Since 1990, local residents have been gathering at the East Valley High School track to support a celebration of hope.
The site is one of over 5,000 in the U.S. to host a Relay for Life – a unique fundraising event sponsored by the American Cancer Society that now includes nearly four million participants nationwide. Last month at EVHS, 29 teams took part in the relay, generating over $46,000 for the cause.
While the funds will be helpful in the ongoing effort to find a cure for the disease, those who turned out for the occasion on June 18-19 should be recognized for far more than a financial pledge.
“You find out that this is about people standing together, remembering and fighting back,” said Heidi Ovnicek, a volunteer who oversees team development and has attended the last 10 East Valley events with her family.
“This is really a unifying event for the community.”
Gordy Klatt, a Tacoma-based cancer surgeon understood the value of civic collaboration when he launched the very first 24-hour relay in May of 1985. A marathon runner, Klatt proposed the idea to personally raise money for the local chapter of ACS by circling the track at Baker Stadium on the campus of the University of Puget Sound. Klatt covered over 83 miles as part of the inaugural event, raising $27,000. Over 300 of Klatt’s family, friends and patients were there to cheer him on.
The following year, 19 teams were formed to participate in the City of Destiny Classic 24-Hour Run Against Cancer. Thanks in part to an ad-hoc organizing committee, the festivities drew more attention and generated over $33,000.
Now held in 22 countries throughout the world, Relay for Life has raised an estimated $3 billion in the fight against cancer since Klatt’s first jaunt 26 years ago.
The East Valley rendition includes 10 different committees staffed by over 30 volunteers. Ovnicek said it continues to be the simple things – like a thank-you letter received from a team after this year’s relay – that make the time and effort worthwhile.
“They just described their gratitude and said how the event helps them remember, celebrate and have fun,” she said.
Ovnicek will be back next June along with hundreds of others who have grown to appreciate the value of forging ahead, finding strength and working toward a cure.

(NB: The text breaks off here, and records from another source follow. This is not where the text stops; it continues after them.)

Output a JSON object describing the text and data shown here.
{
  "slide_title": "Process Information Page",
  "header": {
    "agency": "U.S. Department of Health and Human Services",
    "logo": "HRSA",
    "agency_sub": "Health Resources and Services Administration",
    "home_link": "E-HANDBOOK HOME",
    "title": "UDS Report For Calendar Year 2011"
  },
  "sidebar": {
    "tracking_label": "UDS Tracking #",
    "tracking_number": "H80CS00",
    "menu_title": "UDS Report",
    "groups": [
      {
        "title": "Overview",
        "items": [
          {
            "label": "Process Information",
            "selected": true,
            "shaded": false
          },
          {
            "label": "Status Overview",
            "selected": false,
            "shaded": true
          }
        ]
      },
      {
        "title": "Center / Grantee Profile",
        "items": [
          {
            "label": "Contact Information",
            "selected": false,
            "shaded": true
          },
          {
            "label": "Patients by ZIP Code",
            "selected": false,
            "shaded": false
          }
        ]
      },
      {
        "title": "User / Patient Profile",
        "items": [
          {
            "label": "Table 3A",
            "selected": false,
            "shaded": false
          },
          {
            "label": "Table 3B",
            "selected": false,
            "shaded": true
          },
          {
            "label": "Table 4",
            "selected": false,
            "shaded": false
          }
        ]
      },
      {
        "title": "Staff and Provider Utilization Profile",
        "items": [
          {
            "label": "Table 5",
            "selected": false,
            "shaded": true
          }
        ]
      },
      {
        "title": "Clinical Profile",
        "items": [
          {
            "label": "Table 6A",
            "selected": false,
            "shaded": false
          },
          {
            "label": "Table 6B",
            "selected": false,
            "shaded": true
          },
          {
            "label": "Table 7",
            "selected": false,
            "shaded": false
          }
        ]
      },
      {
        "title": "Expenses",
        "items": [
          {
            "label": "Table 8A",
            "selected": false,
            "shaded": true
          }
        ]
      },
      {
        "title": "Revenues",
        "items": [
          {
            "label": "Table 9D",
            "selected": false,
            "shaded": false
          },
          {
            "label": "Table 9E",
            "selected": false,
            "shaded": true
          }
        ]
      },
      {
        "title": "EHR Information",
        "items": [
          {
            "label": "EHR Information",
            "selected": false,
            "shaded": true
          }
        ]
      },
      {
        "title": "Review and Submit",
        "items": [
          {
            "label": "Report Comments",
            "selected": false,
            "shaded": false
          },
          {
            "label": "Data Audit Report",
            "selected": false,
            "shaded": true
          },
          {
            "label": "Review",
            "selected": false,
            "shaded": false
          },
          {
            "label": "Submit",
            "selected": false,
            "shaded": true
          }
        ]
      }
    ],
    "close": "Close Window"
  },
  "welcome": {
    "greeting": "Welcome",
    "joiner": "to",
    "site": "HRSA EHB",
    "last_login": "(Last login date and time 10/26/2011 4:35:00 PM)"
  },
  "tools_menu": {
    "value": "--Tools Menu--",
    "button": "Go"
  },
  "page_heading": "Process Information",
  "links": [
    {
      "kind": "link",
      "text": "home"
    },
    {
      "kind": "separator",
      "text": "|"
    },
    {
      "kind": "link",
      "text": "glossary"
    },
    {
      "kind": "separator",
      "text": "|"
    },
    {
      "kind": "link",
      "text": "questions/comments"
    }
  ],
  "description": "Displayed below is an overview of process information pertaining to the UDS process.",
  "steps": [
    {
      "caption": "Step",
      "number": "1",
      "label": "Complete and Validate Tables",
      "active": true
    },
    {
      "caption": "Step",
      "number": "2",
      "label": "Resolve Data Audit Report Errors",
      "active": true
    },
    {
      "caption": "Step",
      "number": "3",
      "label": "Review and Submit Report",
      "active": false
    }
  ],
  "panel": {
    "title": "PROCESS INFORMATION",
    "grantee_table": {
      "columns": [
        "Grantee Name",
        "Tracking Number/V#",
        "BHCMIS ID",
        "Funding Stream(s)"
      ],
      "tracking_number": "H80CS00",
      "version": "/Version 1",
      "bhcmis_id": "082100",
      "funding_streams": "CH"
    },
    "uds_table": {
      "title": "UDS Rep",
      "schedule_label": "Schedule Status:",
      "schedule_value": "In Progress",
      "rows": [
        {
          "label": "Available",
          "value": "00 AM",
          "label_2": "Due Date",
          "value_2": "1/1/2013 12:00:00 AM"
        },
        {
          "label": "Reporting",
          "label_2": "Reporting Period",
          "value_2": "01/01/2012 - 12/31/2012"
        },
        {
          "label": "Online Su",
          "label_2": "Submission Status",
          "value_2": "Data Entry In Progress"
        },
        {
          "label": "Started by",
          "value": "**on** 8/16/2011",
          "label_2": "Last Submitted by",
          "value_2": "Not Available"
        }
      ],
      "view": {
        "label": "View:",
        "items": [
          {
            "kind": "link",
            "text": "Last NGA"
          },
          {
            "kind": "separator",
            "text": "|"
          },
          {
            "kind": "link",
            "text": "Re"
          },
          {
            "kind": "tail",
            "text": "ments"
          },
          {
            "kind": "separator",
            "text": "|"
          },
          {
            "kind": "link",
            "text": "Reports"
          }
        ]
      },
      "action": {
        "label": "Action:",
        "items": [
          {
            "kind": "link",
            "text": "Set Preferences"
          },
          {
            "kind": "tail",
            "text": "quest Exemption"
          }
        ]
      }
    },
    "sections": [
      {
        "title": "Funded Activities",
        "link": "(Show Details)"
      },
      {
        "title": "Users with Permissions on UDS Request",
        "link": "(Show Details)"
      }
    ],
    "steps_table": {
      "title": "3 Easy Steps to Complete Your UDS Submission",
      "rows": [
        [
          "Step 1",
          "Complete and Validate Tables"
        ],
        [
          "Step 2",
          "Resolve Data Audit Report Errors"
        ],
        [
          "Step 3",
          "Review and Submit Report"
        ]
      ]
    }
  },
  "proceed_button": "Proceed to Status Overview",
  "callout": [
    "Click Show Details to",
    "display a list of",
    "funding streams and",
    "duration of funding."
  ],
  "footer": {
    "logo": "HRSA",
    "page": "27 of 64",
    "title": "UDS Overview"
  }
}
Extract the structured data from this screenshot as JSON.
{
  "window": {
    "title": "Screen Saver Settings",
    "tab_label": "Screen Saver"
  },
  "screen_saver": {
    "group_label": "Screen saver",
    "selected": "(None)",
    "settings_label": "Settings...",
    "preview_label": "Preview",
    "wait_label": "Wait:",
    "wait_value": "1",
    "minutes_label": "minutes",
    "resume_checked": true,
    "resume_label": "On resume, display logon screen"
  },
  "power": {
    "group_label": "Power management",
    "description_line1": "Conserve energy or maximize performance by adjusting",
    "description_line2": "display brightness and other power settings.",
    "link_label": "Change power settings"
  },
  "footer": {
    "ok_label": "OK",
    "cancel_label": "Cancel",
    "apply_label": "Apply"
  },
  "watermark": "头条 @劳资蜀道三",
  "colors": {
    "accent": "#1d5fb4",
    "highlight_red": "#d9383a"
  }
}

“The element of hope is the main reason I stay involved,” Ovnicek said. “If I can make a difference for one person, it will be worthwhile.”